The following dramatization may or may not fully represent the cycle some (*cough*) speakers go through before, during and after an event.
Stage One Oh wow--this sounds like such a fantastic event! Love the concept. Love the audience. Topic is right in my sweet spot. So honored to be invited. I can't wait.
Stage Two Bio & headshot? I hate writing bios. Can I send what I've been using for the past decade? Yes, a lot has changed but did I mention how much I hate writing my own bio? Can I successfully extract a decent headshot from this family photo?
Stage Three Description of my talk? It seems so incredibly far away. (Brainstorm cool title, scratch, rewrite, repeat until the very last moment it needs to be submitted. Scribble description that's compelling, yet vague enough to change the content direction at least 9 million times)
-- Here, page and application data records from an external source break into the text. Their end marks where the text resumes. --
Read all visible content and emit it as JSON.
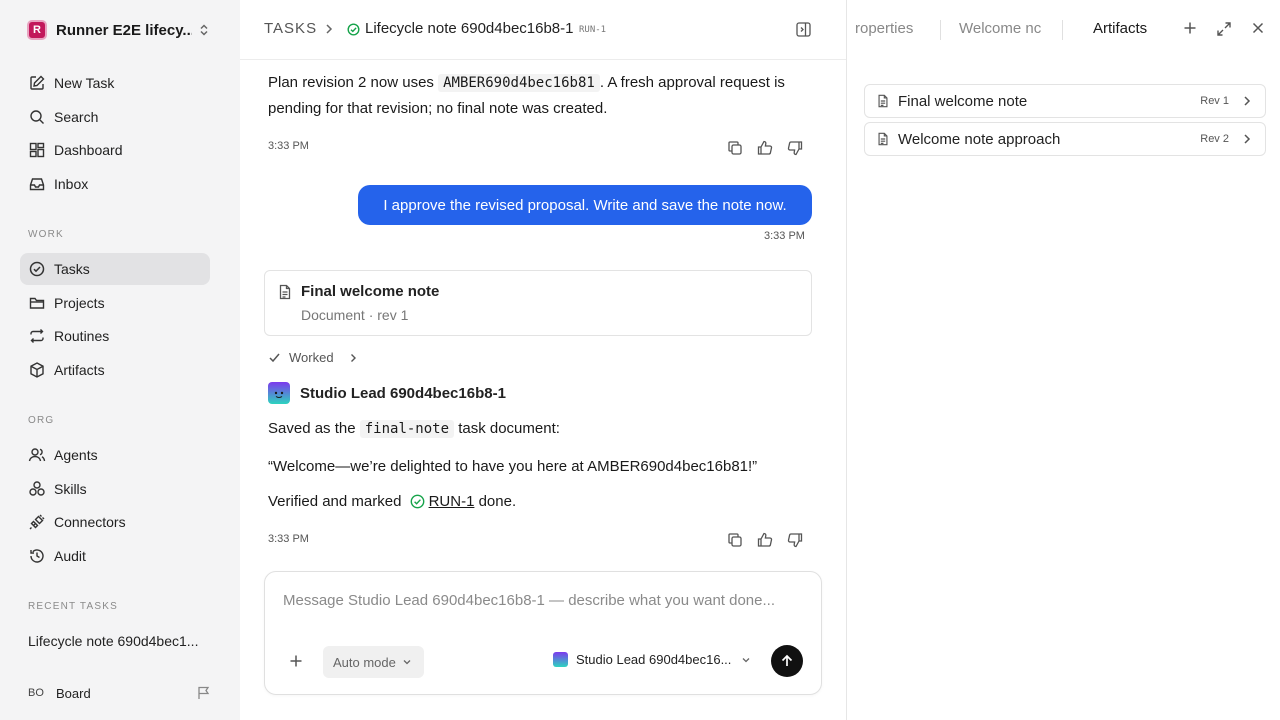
{
  "sidebar": {
    "workspace": {
      "logo_letter": "R",
      "name": "Runner E2E lifecy..."
    },
    "nav": [
      {
        "label": "New Task",
        "icon": "pencil-square-icon"
      },
      {
        "label": "Search",
        "icon": "search-icon"
      },
      {
        "label": "Dashboard",
        "icon": "dashboard-icon"
      },
      {
        "label": "Inbox",
        "icon": "inbox-icon"
      }
    ],
    "work_label": "WORK",
    "work": [
      {
        "label": "Tasks",
        "icon": "check-circle-icon",
        "active": true
      },
      {
        "label": "Projects",
        "icon": "folder-icon"
      },
      {
        "label": "Routines",
        "icon": "repeat-icon"
      },
      {
        "label": "Artifacts",
        "icon": "cube-icon"
      }
    ],
    "org_label": "ORG",
    "org": [
      {
        "label": "Agents",
        "icon": "users-icon"
      },
      {
        "label": "Skills",
        "icon": "skills-icon"
      },
      {
        "label": "Connectors",
        "icon": "plug-icon"
      },
      {
        "label": "Audit",
        "icon": "history-icon"
      }
    ],
    "recent_label": "RECENT TASKS",
    "recent": [
      "Lifecycle note 690d4bec1..."
    ],
    "board": {
      "badge": "BO",
      "label": "Board"
    }
  },
  "header": {
    "root": "TASKS",
    "title": "Lifecycle note 690d4bec16b8-1",
    "run_id": "RUN-1"
  },
  "thread": {
    "msg1": {
      "pre": "Plan revision 2 now uses ",
      "code": "AMBER690d4bec16b81",
      "post": ". A fresh approval request is pending for that revision; no final note was created.",
      "time": "3:33 PM"
    },
    "user_msg": {
      "text": "I approve the revised proposal. Write and save the note now.",
      "time": "3:33 PM"
    },
    "doc_card": {
      "title": "Final welcome note",
      "meta": "Document · rev 1"
    },
    "worked_label": "Worked",
    "agent_name": "Studio Lead 690d4bec16b8-1",
    "reply": {
      "saved_pre": "Saved as the ",
      "saved_code": "final-note",
      "saved_post": " task document:",
      "quote": "“Welcome—we’re delighted to have you here at AMBER690d4bec16b81!”",
      "verified_pre": "Verified and marked ",
      "verified_link": "RUN-1",
      "verified_post": " done.",
      "time": "3:33 PM"
    }
  },
  "composer": {
    "placeholder": "Message Studio Lead 690d4bec16b8-1 — describe what you want done...",
    "mode": "Auto mode",
    "agent": "Studio Lead 690d4bec16..."
  },
  "right_panel": {
    "tabs": [
      {
        "label": "roperties",
        "faded": true
      },
      {
        "label": "Welcome nc",
        "faded": true
      },
      {
        "label": "Artifacts",
        "faded": false
      }
    ],
    "artifacts": [
      {
        "title": "Final welcome note",
        "rev": "Rev 1"
      },
      {
        "title": "Welcome note approach",
        "rev": "Rev 2"
      }
    ]
  },
  "colors": {
    "accent": "#2563eb",
    "active_nav": "#e2e2e4",
    "success": "#16a34a",
    "sidebar_bg": "#f4f4f5"
  }
}
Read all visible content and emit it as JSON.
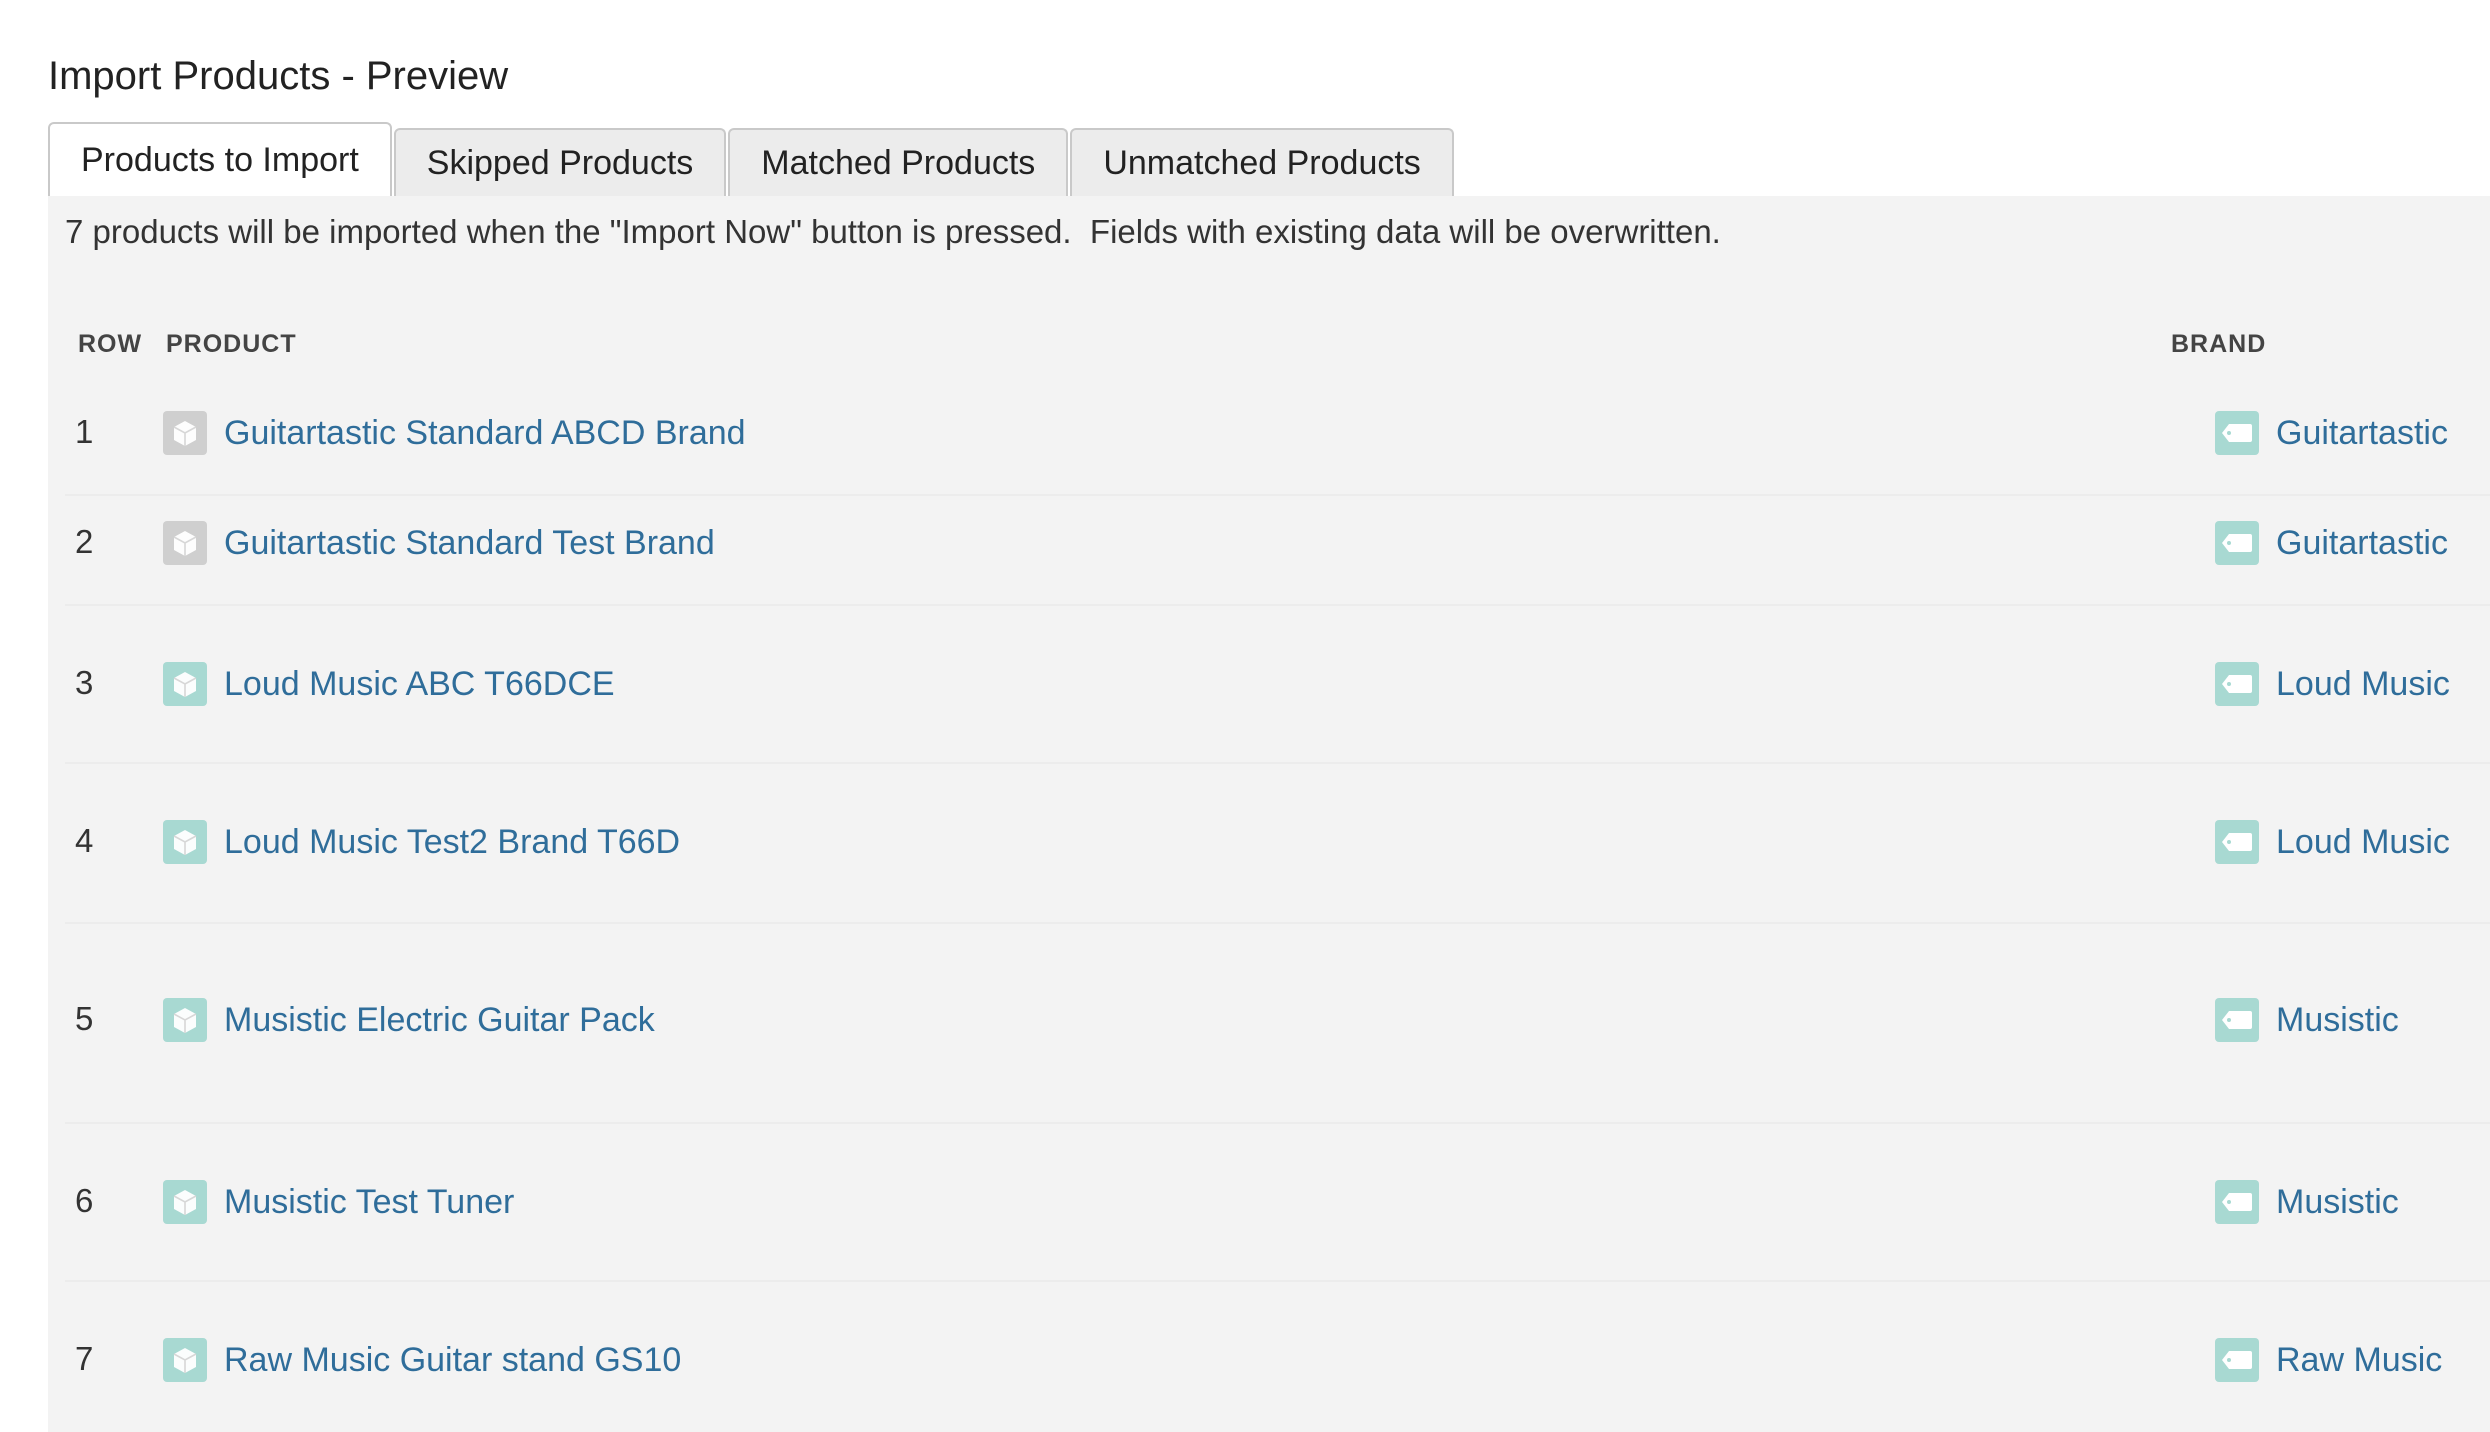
{
  "page": {
    "title": "Import Products - Preview"
  },
  "tabs": [
    {
      "label": "Products to Import",
      "active": true
    },
    {
      "label": "Skipped Products",
      "active": false
    },
    {
      "label": "Matched Products",
      "active": false
    },
    {
      "label": "Unmatched Products",
      "active": false
    }
  ],
  "notice": "7 products will be imported when the \"Import Now\" button is pressed.  Fields with existing data will be overwritten.",
  "table": {
    "headers": {
      "row": "ROW",
      "product": "PRODUCT",
      "brand": "BRAND"
    },
    "rows": [
      {
        "row": "1",
        "product": "Guitartastic Standard ABCD Brand",
        "product_icon": "product-box-icon",
        "product_icon_color": "#cfcfcf",
        "brand": "Guitartastic",
        "brand_icon": "brand-tag-icon"
      },
      {
        "row": "2",
        "product": "Guitartastic Standard Test Brand",
        "product_icon": "product-box-icon",
        "product_icon_color": "#cfcfcf",
        "brand": "Guitartastic",
        "brand_icon": "brand-tag-icon"
      },
      {
        "row": "3",
        "product": "Loud Music ABC T66DCE",
        "product_icon": "product-box-icon",
        "product_icon_color": "#a8d9d2",
        "brand": "Loud Music",
        "brand_icon": "brand-tag-icon"
      },
      {
        "row": "4",
        "product": "Loud Music Test2 Brand T66D",
        "product_icon": "product-box-icon",
        "product_icon_color": "#a8d9d2",
        "brand": "Loud Music",
        "brand_icon": "brand-tag-icon"
      },
      {
        "row": "5",
        "product": "Musistic Electric Guitar Pack",
        "product_icon": "product-box-icon",
        "product_icon_color": "#a8d9d2",
        "brand": "Musistic",
        "brand_icon": "brand-tag-icon"
      },
      {
        "row": "6",
        "product": "Musistic Test Tuner",
        "product_icon": "product-box-icon",
        "product_icon_color": "#a8d9d2",
        "brand": "Musistic",
        "brand_icon": "brand-tag-icon"
      },
      {
        "row": "7",
        "product": "Raw Music Guitar stand GS10",
        "product_icon": "product-box-icon",
        "product_icon_color": "#a8d9d2",
        "brand": "Raw Music",
        "brand_icon": "brand-tag-icon"
      }
    ]
  },
  "colors": {
    "link": "#2f6d9a",
    "panel_background": "#f3f3f3",
    "brand_icon": "#a8d9d2",
    "inactive_product_icon": "#cfcfcf"
  }
}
Stage Four Holy smokes! It's when?!?? What did the description I sent say again? WHAT IS THAT SUPPOSED TO MEAN?? I'm such an idiot.
Stage Five Cancel all extracurricular activities. Hole up in office. Stare at blank sheets of paper. Re-readPresentation Zen, Confessions of a Public Speaker and an unhealthy amount of blogs on successful presentations. Why did I sign up for this again? I hate speaking. (Write blog post about the insanity of preparing to speak)
Stage Six **And then a miracle occurs** (Light bulbs go off. Heavenly choirs can be heard) This is going to be so cool. I can't believe I get to do this as my job. I love speaking. The audience is going to love this. I'm so excited. (Much enthusiasm now around building slides)
Stage Seven (Day before event) This sounds so stupid. They're going to hate me. I'm tired of hearing the sound of my own voice. Why did I think this is cool? I hope no one shows up.. and all recording devices break so there's no evidence of my ineptness. I wonder how bad it'd be if I left the country for a few days.
Stage Eight (15 mins before event) I don't believe I should drink anymore Red Bull. Or eat anymore candy, lest I go into a sugar-induced coma. Or talk at a billion mph. What if no one comes? What is the sound of one hand clapping? What if that one hand doesn't even clap? Why isn't Keynote working right???
Stage Nine (Immediately post-talk) That sucked. I suck. I can't believe people were interested in that. I'm such a poser. The people who followed up were probably just being nice. I should go poke my own eyes out now.
Stage Ten (After talk) Wow--I can't believe all the great feedback I keep hearing. Maybe it went better than I thought? It sounds like it really helped a lot of people. They want me to come back? Really? Wow. That is so cool. I love my job.
I've been sitting at my keyboard for a little while now, and my heart
is just so heavy. It's rare that I find myself without something to
say, but I can't seem to find the right words.
My friend, Mark Horvath from InvisiblePeople.tv is currently driving all over this fine country of ours (again), championing the stories of homeless people.
When we first met, I imagined the typical stereotypes of who these people were.
Drug addicts. Bums. Losers who prefer to panhandle instead of work.
When I took time to listen, my world was changed. One of the fastest
growing groups of newly homeless people are previously middle class
families hit hard by the recession. And kids.
Last night Mark met Sergi. It was his 18th birthday and first night homeless. Looking at his picture, I thought of my own almost-18-yr-old son.
And I want to scream
How can this happen? Where is the rest of his family? Doesn't ANYbody care? Or see how wrong this is?
I don't have the answers. But the frustration churning inside me about the sheer insanity of it all is more than I can bear.
The best way I can sum it up is in a tweet Mark posted this morning.
"We don't need random acts of kindness. We need deliberate acts of compassion"
If you want to learn more about Mark's travels (thanks to the
generosity of Ford, Hanes, the Pepsi Refresh project & other great
sponsors) click here. To learn more about InvisiblePeople.tv click here.